YOUR INSTRUCTIONS -
From the entries below, copy every line that holds the word "true".

PROVIDED ENTRIES -
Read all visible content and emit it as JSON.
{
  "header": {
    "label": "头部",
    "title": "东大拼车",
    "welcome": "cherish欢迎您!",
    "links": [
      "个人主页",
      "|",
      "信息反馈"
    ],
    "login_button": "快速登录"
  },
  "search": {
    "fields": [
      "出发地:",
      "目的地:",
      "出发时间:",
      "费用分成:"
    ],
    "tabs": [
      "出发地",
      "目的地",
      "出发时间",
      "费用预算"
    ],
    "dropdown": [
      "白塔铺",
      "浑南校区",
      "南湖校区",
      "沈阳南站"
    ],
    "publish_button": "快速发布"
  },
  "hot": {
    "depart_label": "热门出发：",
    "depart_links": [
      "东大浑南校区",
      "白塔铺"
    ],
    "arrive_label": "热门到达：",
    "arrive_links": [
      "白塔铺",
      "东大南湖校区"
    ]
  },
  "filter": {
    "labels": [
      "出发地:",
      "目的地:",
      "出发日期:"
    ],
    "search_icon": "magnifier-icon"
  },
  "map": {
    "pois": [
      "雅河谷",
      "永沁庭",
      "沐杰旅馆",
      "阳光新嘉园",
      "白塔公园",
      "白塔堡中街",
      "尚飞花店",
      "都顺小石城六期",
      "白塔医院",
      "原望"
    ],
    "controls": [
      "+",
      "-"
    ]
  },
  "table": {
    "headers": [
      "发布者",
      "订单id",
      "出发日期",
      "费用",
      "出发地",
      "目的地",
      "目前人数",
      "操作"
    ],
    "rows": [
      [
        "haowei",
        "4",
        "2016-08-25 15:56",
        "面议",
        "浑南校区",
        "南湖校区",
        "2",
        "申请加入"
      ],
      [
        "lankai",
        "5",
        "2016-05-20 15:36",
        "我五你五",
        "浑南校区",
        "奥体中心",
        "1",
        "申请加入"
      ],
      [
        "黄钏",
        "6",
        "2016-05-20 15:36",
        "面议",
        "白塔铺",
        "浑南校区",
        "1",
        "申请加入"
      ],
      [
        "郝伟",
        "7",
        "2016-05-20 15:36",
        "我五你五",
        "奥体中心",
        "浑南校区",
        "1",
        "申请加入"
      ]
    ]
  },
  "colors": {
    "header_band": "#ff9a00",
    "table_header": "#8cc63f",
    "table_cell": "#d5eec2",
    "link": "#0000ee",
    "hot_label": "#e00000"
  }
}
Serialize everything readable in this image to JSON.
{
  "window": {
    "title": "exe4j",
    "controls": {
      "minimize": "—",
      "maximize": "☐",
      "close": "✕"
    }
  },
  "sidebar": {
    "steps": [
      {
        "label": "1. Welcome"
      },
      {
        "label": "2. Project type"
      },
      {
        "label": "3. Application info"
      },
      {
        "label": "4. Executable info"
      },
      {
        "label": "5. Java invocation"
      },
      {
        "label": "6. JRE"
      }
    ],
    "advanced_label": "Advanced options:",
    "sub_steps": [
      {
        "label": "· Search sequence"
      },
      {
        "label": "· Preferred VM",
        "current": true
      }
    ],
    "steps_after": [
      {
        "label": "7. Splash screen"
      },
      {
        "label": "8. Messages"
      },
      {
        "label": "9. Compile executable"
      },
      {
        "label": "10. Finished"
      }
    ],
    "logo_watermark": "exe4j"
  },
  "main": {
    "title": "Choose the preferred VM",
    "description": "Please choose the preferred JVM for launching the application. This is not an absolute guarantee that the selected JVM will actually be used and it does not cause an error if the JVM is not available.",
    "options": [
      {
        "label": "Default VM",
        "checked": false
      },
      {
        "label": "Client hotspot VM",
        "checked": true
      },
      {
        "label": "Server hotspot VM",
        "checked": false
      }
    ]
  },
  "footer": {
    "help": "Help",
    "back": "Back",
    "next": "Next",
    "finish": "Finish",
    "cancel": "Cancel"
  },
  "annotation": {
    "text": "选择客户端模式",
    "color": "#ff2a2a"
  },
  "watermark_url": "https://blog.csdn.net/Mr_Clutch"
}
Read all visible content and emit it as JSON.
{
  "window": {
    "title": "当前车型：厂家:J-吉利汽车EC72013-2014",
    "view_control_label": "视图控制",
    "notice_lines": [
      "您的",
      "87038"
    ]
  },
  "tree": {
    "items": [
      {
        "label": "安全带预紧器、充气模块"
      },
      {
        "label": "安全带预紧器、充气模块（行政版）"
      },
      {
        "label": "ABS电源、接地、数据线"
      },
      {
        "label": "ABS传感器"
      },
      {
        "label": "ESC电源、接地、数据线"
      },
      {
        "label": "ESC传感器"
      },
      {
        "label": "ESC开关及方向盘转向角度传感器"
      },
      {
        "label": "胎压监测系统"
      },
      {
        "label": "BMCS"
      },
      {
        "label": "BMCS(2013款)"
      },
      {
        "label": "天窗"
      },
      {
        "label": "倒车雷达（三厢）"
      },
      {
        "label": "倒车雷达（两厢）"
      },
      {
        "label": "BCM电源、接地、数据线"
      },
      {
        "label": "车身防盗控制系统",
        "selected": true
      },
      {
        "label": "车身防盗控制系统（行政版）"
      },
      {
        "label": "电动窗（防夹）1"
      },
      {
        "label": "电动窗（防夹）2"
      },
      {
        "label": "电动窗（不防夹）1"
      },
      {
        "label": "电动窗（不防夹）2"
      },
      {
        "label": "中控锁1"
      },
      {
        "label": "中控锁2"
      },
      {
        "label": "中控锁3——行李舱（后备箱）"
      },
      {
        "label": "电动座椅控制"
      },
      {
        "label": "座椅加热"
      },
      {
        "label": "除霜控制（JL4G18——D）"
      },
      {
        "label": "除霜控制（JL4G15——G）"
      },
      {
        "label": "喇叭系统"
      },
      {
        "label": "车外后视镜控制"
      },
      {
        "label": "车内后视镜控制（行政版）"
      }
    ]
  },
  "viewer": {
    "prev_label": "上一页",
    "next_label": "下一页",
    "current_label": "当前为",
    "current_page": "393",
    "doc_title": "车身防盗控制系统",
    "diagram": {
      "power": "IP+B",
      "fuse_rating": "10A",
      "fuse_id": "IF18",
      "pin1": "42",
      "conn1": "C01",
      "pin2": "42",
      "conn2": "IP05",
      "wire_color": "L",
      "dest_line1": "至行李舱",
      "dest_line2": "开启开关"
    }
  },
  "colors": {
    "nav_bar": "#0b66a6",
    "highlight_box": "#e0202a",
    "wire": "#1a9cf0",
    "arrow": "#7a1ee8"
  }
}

PROBLEM SOLUTION -
        "current": true
        "checked": true
        "selected": true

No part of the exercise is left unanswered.